**Problem to work on**
Within the listing below, how many lines feature the word "JSON"? Reply with only that number.
[Exercise data — start]
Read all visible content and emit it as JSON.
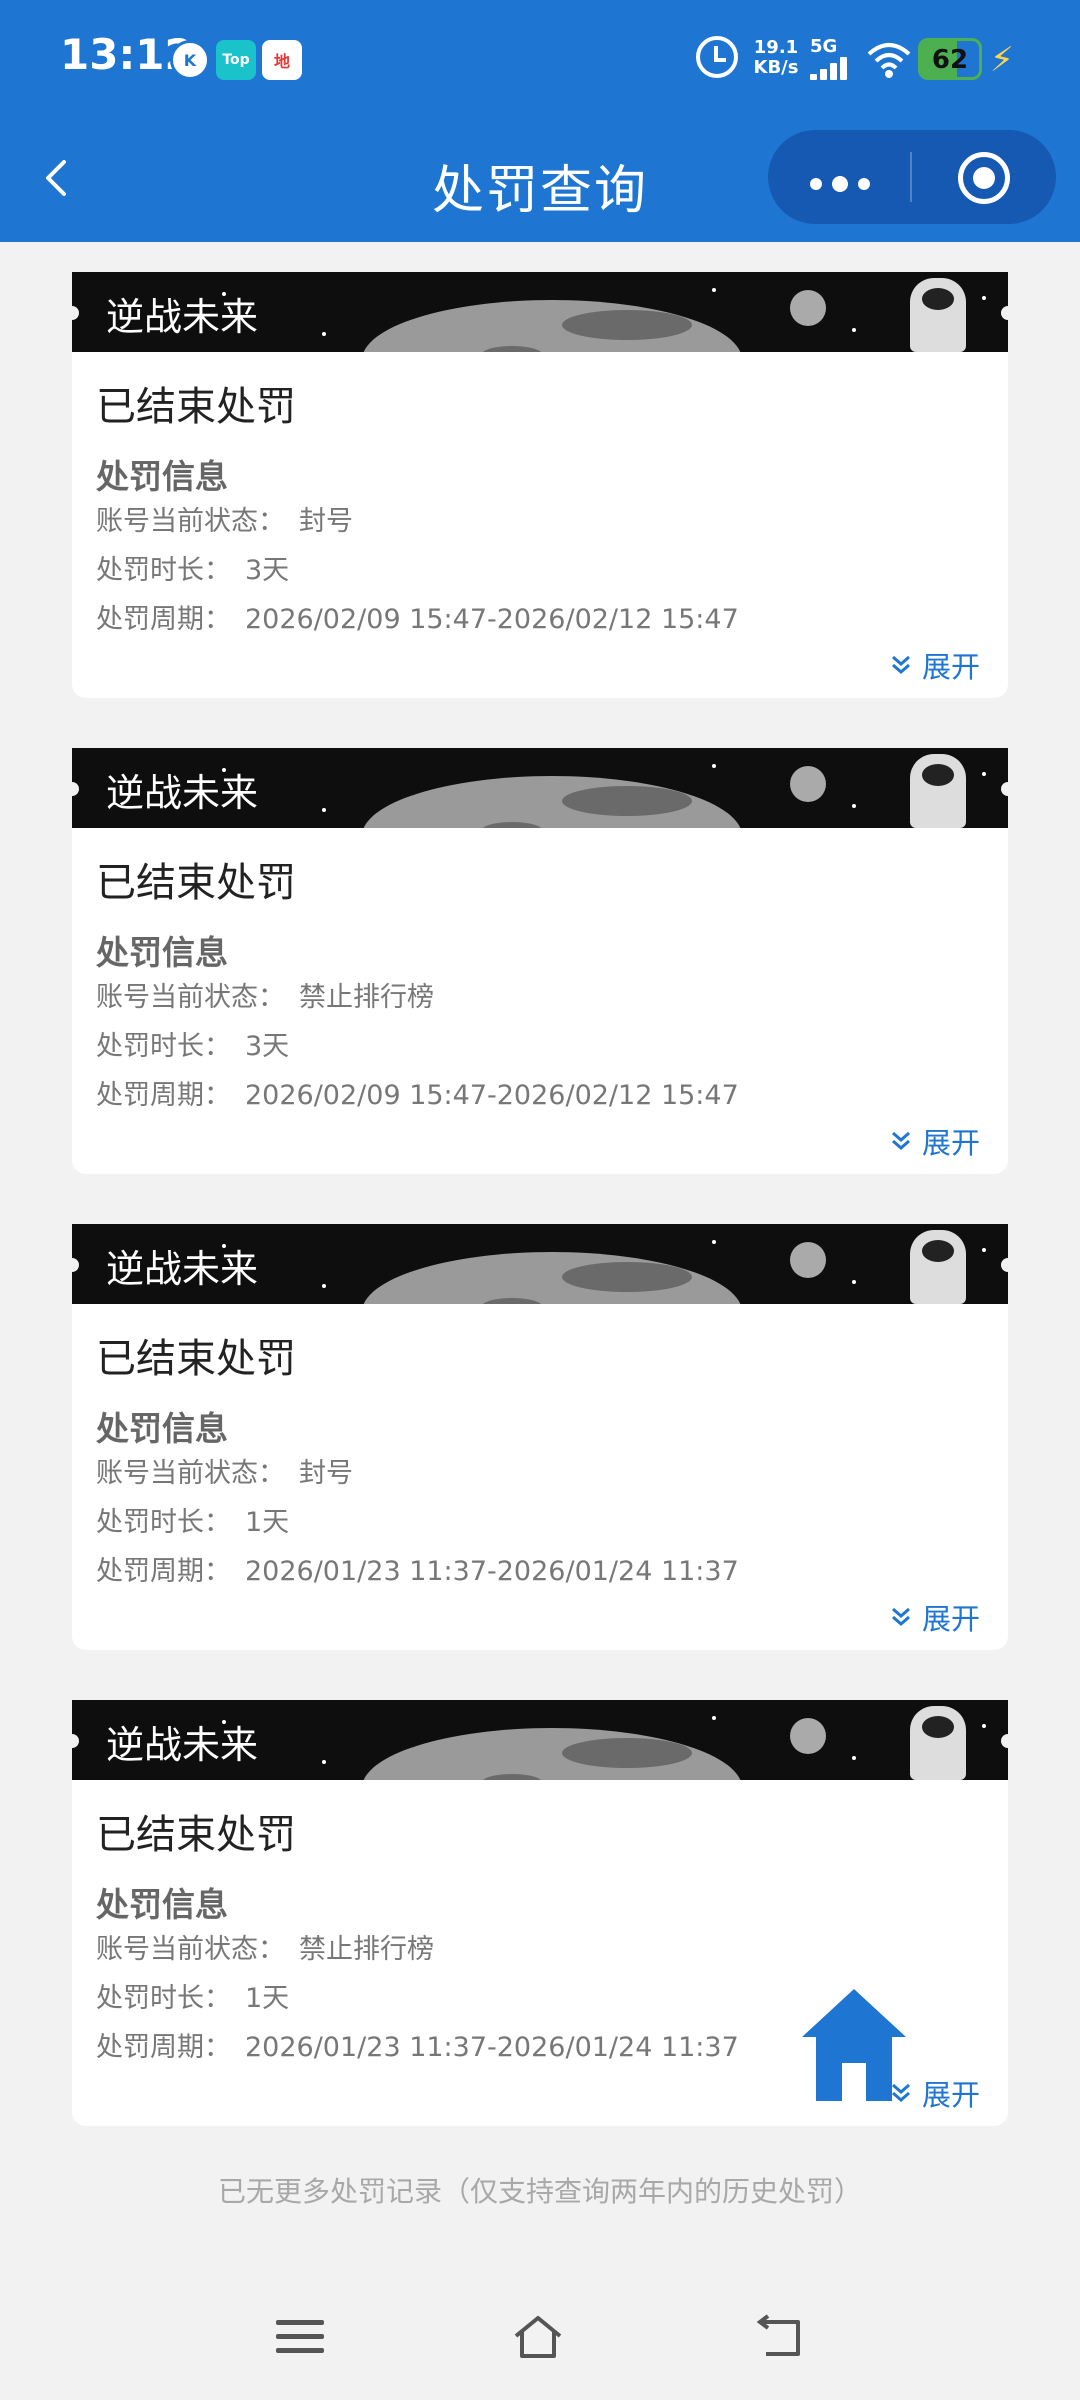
{
  "status_bar": {
    "time": "13:12",
    "app_icons": [
      "k-icon",
      "top-icon",
      "map-icon"
    ],
    "app_icon_texts": [
      "K",
      "Top",
      "地"
    ],
    "net_speed_value": "19.1",
    "net_speed_unit": "KB/s",
    "network": "5G",
    "battery": "62",
    "battery_level": 0.62
  },
  "header": {
    "title": "处罚查询",
    "accent_color": "#1f76d2"
  },
  "cards": [
    {
      "banner_text": "逆战未来",
      "status_title": "已结束处罚",
      "section_title": "处罚信息",
      "state_label": "账号当前状态：",
      "state_value": "封号",
      "duration_label": "处罚时长：",
      "duration_value": "3天",
      "period_label": "处罚周期：",
      "period_value": "2026/02/09 15:47-2026/02/12 15:47",
      "expand_label": "展开"
    },
    {
      "banner_text": "逆战未来",
      "status_title": "已结束处罚",
      "section_title": "处罚信息",
      "state_label": "账号当前状态：",
      "state_value": "禁止排行榜",
      "duration_label": "处罚时长：",
      "duration_value": "3天",
      "period_label": "处罚周期：",
      "period_value": "2026/02/09 15:47-2026/02/12 15:47",
      "expand_label": "展开"
    },
    {
      "banner_text": "逆战未来",
      "status_title": "已结束处罚",
      "section_title": "处罚信息",
      "state_label": "账号当前状态：",
      "state_value": "封号",
      "duration_label": "处罚时长：",
      "duration_value": "1天",
      "period_label": "处罚周期：",
      "period_value": "2026/01/23 11:37-2026/01/24 11:37",
      "expand_label": "展开"
    },
    {
      "banner_text": "逆战未来",
      "status_title": "已结束处罚",
      "section_title": "处罚信息",
      "state_label": "账号当前状态：",
      "state_value": "禁止排行榜",
      "duration_label": "处罚时长：",
      "duration_value": "1天",
      "period_label": "处罚周期：",
      "period_value": "2026/01/23 11:37-2026/01/24 11:37",
      "expand_label": "展开"
    }
  ],
  "footnote": "已无更多处罚记录（仅支持查询两年内的历史处罚）",
  "fab_icon": "home-icon",
  "nav_icons": [
    "menu-icon",
    "home-icon",
    "back-icon"
  ]
}
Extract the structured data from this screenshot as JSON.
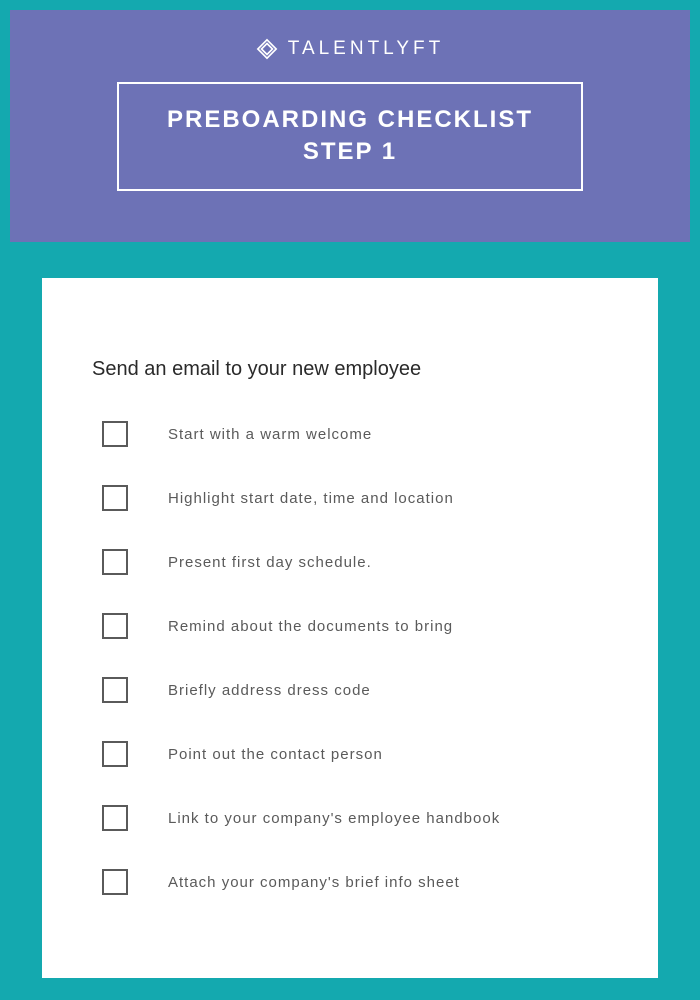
{
  "header": {
    "brand": "TALENTLYFT",
    "title_line1": "PREBOARDING CHECKLIST",
    "title_line2": "STEP 1"
  },
  "section": {
    "heading": "Send an email to your new employee"
  },
  "checklist": [
    {
      "label": "Start with a warm welcome"
    },
    {
      "label": "Highlight start date, time and location"
    },
    {
      "label": "Present first day schedule."
    },
    {
      "label": "Remind about the documents to bring"
    },
    {
      "label": "Briefly address dress code"
    },
    {
      "label": "Point out the contact person"
    },
    {
      "label": "Link to your company's employee handbook"
    },
    {
      "label": "Attach your company's brief info sheet"
    }
  ]
}
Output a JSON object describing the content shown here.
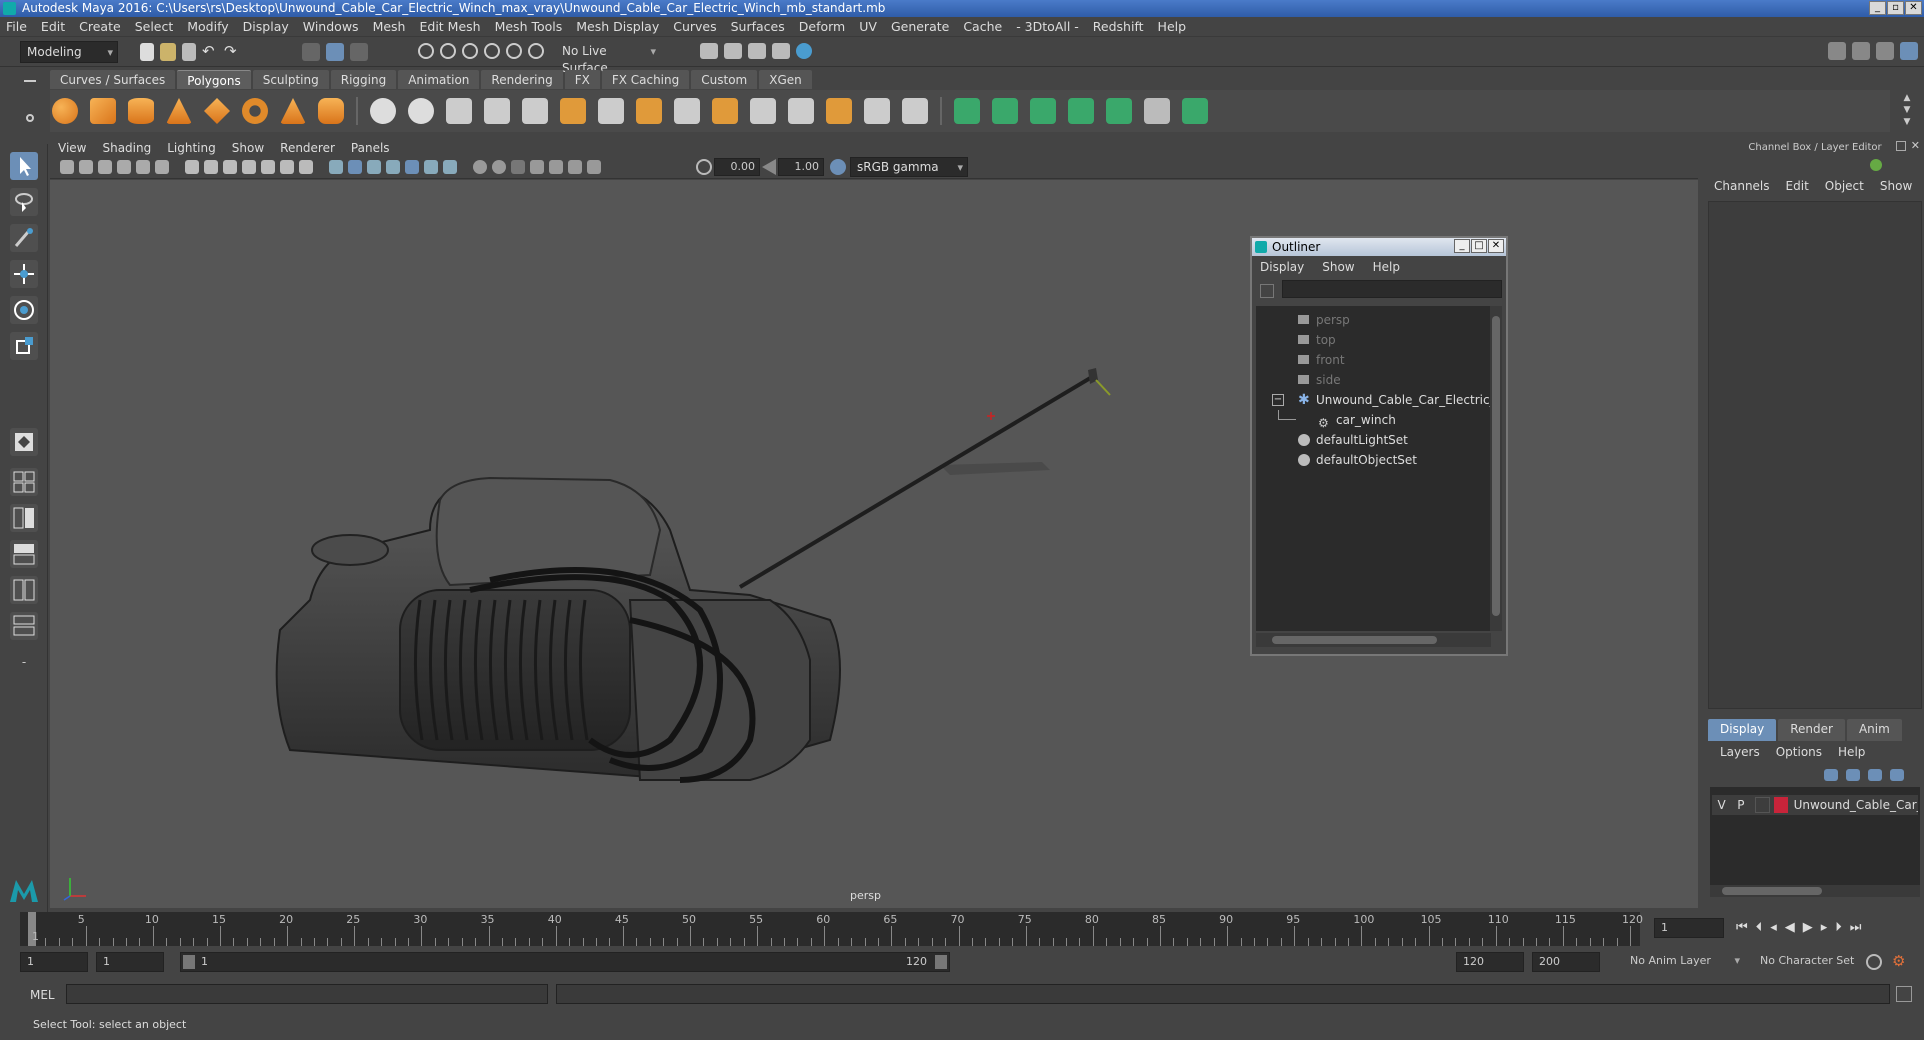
{
  "window": {
    "title": "Autodesk Maya 2016: C:\\Users\\rs\\Desktop\\Unwound_Cable_Car_Electric_Winch_max_vray\\Unwound_Cable_Car_Electric_Winch_mb_standart.mb"
  },
  "menubar": [
    "File",
    "Edit",
    "Create",
    "Select",
    "Modify",
    "Display",
    "Windows",
    "Mesh",
    "Edit Mesh",
    "Mesh Tools",
    "Mesh Display",
    "Curves",
    "Surfaces",
    "Deform",
    "UV",
    "Generate",
    "Cache",
    "- 3DtoAll -",
    "Redshift",
    "Help"
  ],
  "status": {
    "mode": "Modeling",
    "live_surface": "No Live Surface"
  },
  "shelf_tabs": [
    "Curves / Surfaces",
    "Polygons",
    "Sculpting",
    "Rigging",
    "Animation",
    "Rendering",
    "FX",
    "FX Caching",
    "Custom",
    "XGen"
  ],
  "shelf_active": "Polygons",
  "viewport": {
    "menu": [
      "View",
      "Shading",
      "Lighting",
      "Show",
      "Renderer",
      "Panels"
    ],
    "exposure": "0.00",
    "gamma": "1.00",
    "color_space": "sRGB gamma",
    "camera_label": "persp"
  },
  "outliner": {
    "title": "Outliner",
    "menu": [
      "Display",
      "Show",
      "Help"
    ],
    "items": [
      {
        "label": "persp",
        "icon": "camera-icon",
        "dim": true
      },
      {
        "label": "top",
        "icon": "camera-icon",
        "dim": true
      },
      {
        "label": "front",
        "icon": "camera-icon",
        "dim": true
      },
      {
        "label": "side",
        "icon": "camera-icon",
        "dim": true
      },
      {
        "label": "Unwound_Cable_Car_Electric_Wi",
        "icon": "group-icon",
        "dim": false
      },
      {
        "label": "car_winch",
        "icon": "mesh-icon",
        "dim": false
      },
      {
        "label": "defaultLightSet",
        "icon": "set-icon",
        "dim": false
      },
      {
        "label": "defaultObjectSet",
        "icon": "set-icon",
        "dim": false
      }
    ]
  },
  "channel_box": {
    "title": "Channel Box / Layer Editor",
    "tabs": [
      "Channels",
      "Edit",
      "Object",
      "Show"
    ]
  },
  "layer_editor": {
    "tabs": [
      "Display",
      "Render",
      "Anim"
    ],
    "menu": [
      "Layers",
      "Options",
      "Help"
    ],
    "layer": {
      "v": "V",
      "p": "P",
      "name": "Unwound_Cable_Car_",
      "color": "#c8243a"
    }
  },
  "timeline": {
    "ticks": [
      "5",
      "10",
      "15",
      "20",
      "25",
      "30",
      "35",
      "40",
      "45",
      "50",
      "55",
      "60",
      "65",
      "70",
      "75",
      "80",
      "85",
      "90",
      "95",
      "100",
      "105",
      "110",
      "115",
      "120"
    ],
    "start_label": "1",
    "current_frame": "1"
  },
  "range": {
    "start": "1",
    "start2": "1",
    "inner_start": "1",
    "inner_end": "120",
    "end": "120",
    "end2": "200",
    "anim_layer": "No Anim Layer",
    "char_set": "No Character Set"
  },
  "mel": {
    "label": "MEL"
  },
  "help_line": "Select Tool: select an object"
}
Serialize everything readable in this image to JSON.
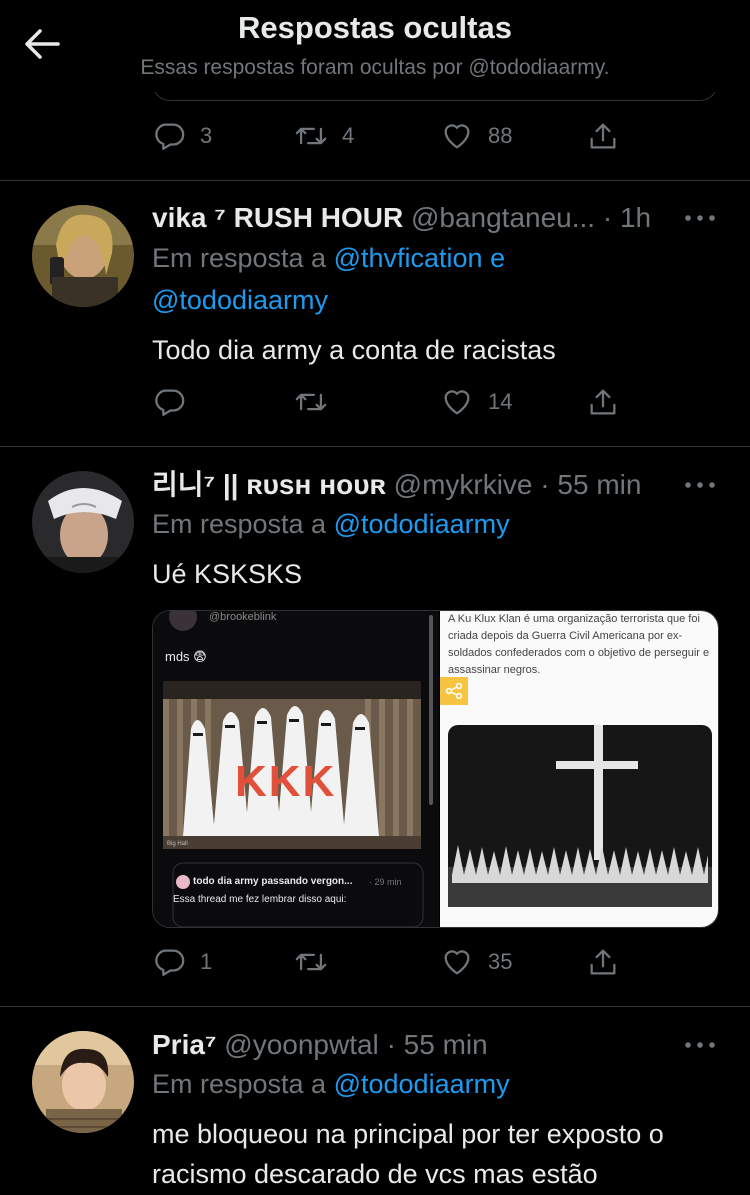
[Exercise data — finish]
**Written reply**
4